Drivers continue to drive while distracted not only because of their cell phone use, but also because of other types of distractions that actually lead to serious auto accidents.
While teens and inexperienced drivers are more likely impacted by distractions, drivers of all age groups end up being exposed to the risks. Now, safety advocates are concerned about the risks that distracted police officers are exposing to civilian drivers.
According to many experts looking into the matter, officers are using too many gadgets while driving their squad cars, increasing thus the risk of distracted driving accidents directly linked to the use of said technologies. The reports indicate that, in some areas of the United States, average drivers are not the only ones responsible for distracted driving accidents; police officers are often the offenders.
A former Los Angeles County deputy who is now a professor at the Spokane’s Washington State University has been looking into the distracted driving accidents involving police officers in the last four years in order to finish a study into the matter. This is the first-of-its-kind study performed by a scholar that involves data pertaining to distracted driving accidents caused by police officers nationwide.
According to the several hours of police squad car videos and crash data, which has been gathered since 2010, half of the crashes involving a distracted police officer also involved cell phone or computer use. Other distractions were also noted, such as taking the eyes off the road to perform an activity related to their work or simply looking at vehicles that seem suspicious or even looking for drivers who are not wearing their seat belts.
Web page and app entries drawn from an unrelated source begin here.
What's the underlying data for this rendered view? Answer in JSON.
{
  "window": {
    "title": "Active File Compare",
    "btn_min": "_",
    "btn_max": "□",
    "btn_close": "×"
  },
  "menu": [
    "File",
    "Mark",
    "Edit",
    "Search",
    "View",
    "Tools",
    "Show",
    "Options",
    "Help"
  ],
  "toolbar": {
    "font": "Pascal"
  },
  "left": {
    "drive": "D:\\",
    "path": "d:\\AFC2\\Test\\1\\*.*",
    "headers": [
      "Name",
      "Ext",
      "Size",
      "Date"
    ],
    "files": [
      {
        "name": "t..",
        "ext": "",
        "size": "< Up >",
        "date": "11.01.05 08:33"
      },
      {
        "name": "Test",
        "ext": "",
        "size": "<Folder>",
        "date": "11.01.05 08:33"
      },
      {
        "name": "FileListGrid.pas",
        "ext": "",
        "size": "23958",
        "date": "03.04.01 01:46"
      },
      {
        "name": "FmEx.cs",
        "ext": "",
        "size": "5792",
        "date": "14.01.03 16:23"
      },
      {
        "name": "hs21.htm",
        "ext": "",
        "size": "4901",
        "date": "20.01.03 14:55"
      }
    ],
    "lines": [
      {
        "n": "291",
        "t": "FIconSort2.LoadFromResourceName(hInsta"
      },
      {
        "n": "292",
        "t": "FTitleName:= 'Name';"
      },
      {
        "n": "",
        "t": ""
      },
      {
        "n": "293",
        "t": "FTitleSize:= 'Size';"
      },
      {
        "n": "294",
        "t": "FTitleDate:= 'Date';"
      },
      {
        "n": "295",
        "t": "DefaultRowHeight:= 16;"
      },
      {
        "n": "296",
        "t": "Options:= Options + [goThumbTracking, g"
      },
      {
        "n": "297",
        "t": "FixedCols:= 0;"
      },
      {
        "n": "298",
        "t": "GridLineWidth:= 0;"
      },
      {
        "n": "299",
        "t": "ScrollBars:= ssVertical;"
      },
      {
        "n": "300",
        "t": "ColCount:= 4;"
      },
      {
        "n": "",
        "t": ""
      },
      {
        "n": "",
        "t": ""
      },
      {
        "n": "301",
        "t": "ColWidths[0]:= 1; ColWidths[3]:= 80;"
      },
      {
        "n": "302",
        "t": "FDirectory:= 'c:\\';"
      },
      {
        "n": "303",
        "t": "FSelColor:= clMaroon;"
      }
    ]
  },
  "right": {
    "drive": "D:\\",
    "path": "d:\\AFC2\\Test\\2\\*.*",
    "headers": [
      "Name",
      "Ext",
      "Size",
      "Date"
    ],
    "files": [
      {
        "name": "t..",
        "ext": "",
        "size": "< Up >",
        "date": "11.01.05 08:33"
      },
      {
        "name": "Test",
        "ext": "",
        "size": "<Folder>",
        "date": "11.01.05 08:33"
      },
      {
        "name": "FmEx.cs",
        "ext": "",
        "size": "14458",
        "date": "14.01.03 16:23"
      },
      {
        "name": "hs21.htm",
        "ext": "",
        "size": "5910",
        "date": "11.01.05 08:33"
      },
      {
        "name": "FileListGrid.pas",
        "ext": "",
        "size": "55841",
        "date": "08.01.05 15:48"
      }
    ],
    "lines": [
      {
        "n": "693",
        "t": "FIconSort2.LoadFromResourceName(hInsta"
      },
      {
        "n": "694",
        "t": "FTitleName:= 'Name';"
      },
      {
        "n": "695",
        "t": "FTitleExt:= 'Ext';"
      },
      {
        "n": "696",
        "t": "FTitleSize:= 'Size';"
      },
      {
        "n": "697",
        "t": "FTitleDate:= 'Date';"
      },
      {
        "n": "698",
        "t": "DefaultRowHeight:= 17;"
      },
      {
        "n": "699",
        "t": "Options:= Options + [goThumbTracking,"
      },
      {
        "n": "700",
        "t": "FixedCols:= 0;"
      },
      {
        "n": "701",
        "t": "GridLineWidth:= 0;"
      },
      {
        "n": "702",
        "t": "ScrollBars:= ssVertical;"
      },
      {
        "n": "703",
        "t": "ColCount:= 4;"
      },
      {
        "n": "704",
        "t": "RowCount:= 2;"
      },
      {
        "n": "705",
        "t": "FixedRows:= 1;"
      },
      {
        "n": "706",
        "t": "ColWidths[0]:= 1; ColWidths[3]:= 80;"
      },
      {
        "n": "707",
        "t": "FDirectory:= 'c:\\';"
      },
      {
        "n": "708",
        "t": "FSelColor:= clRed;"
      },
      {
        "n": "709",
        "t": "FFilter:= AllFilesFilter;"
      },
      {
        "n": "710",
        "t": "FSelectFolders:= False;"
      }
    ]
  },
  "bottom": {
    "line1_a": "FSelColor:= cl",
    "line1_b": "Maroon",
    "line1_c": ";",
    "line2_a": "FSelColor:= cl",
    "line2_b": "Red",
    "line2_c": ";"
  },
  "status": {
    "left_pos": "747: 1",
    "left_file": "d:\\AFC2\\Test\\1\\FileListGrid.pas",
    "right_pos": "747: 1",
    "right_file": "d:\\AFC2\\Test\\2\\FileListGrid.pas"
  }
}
The professor behind the study has noted that the presence of so many technological gadgets makes distractions occur more often than they should, causing officers who are trained to enforce distracted driving laws to be the ones exposing others to the risk.
According to official data, the average motorist drivers much less often than the average police officer. While the number of distracted driving-related traffic accidents among officers is not as high as the number of distracted driving accidents caused by average drivers, the risk should not be ignored.
It’s still early to know what kind of solutions police departments across the country will embrace to ensure their officers are not exposing others to risks, however, safety advocates are urging officers to make sure that they are following their own advice when it comes to distracted driving.
For more on the study and the risks, follow this link for the full article.